[39] Giuseppe Colangelo, ‘Facebook and the Bundeskartellamt’s Winter of Discontent’ (Competition Policy International, 23 September 2019) <https://www.competitionpolicyinternational.com/facebook-and-bundeskartellamts-winter-of-discontent/> accessed 23 May 2020.

[40] Inge Graef, ‘Blurring Boundaries of Consumer Welfare: How to Create Synergies between Competition, Consumer and Data Protection Law in Digital Markets’ (‘Personal Data in Competition, Consumer Protection and IP Law: Towards a Holistic Approach, 07 December 2016) <https://ssrn.com/abstract=2881969> accessed 23 May 2020.

[41] Lakshana R, ‘Abuse of Dominance by Facebook Through user Data Exploitation: Myth or Reality?’ (2018) 4(4) Indian Competition Law Review <http://iclr.in/wp-content/uploads/2019/08/Vol.4-ABUSE-OF-DOMINANCE-BY-FACEBOOK-THROUGH-USER-DATA-EXPLOITTION-MYTH-OR-REALITY.pdf> accessed 22 May 2020.

[42] James W Garrison and Kenneth Hoskisson, ‘Confirmation Bias in Predictive Reading’ (1989) 42(7) International Literacy Association and Wiley <https://www.jstor.org/stable/20200195> accessed 23 May 2020.

[43] Lakshana R, ‘Abuse of Dominance by Facebook Through user Data Exploitation: Myth or Reality?’ (2018) 4(4) Indian Competition Law Review <http://iclr.in/wp-content/uploads/2019/08/Vol.4-ABUSE-OF-DOMINANCE-BY-FACEBOOK-THROUGH-USER-DATA-EXPLOITTION-MYTH-OR-REALITY.pdf> accessed 22 May 2020.

[44] Facebook, Exploitative Business Terms Pursuant to Section 19(1) GWB for Inadequate Data Processing, B6-22/16.

[45] Intergovernmental Group of Experts on Competition Law and Policy ‘Competition Law Issues in the Digital Economy’ (United Nations Conference on Trade and Development, May 2019).

[46] ‘Germany: Facebook Succeeds in Blocking German Ban on Data Collection’ (Competition Policy International, 26 August 2019) <https://www.competitionpolicyinternational.com/germany-cartel-office-to-take-facebook-case-to-high-court/> accessed 23 May 2020.

[47] Donna Fuscaldo, ‘Facebook Now has More Users in India than in Any Other Country’ (Investopedia, 25 June 2019) <https://www.investopedia.com/news/facebook-now-has-more-users-india-any-other-country/> accessed 23 May 2020.

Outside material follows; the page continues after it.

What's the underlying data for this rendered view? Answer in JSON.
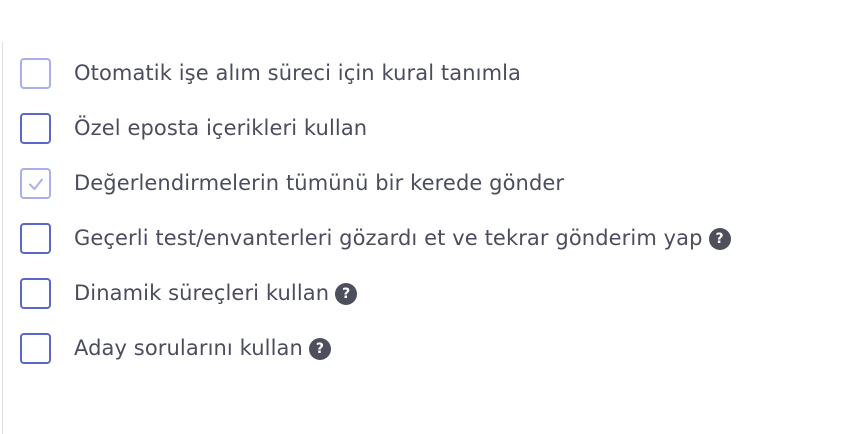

[48] Section 4, The Competition Act, 2002 (IN).


LawSikho has created a telegram group for exchanging legal knowledge, referrals and various opportunities. You can click on this link and join:

Follow us on Instagram and subscribe to our YouTube channel for more amazing legal content.

LEAVE A REPLY

Please enter your comment!
Please enter your name here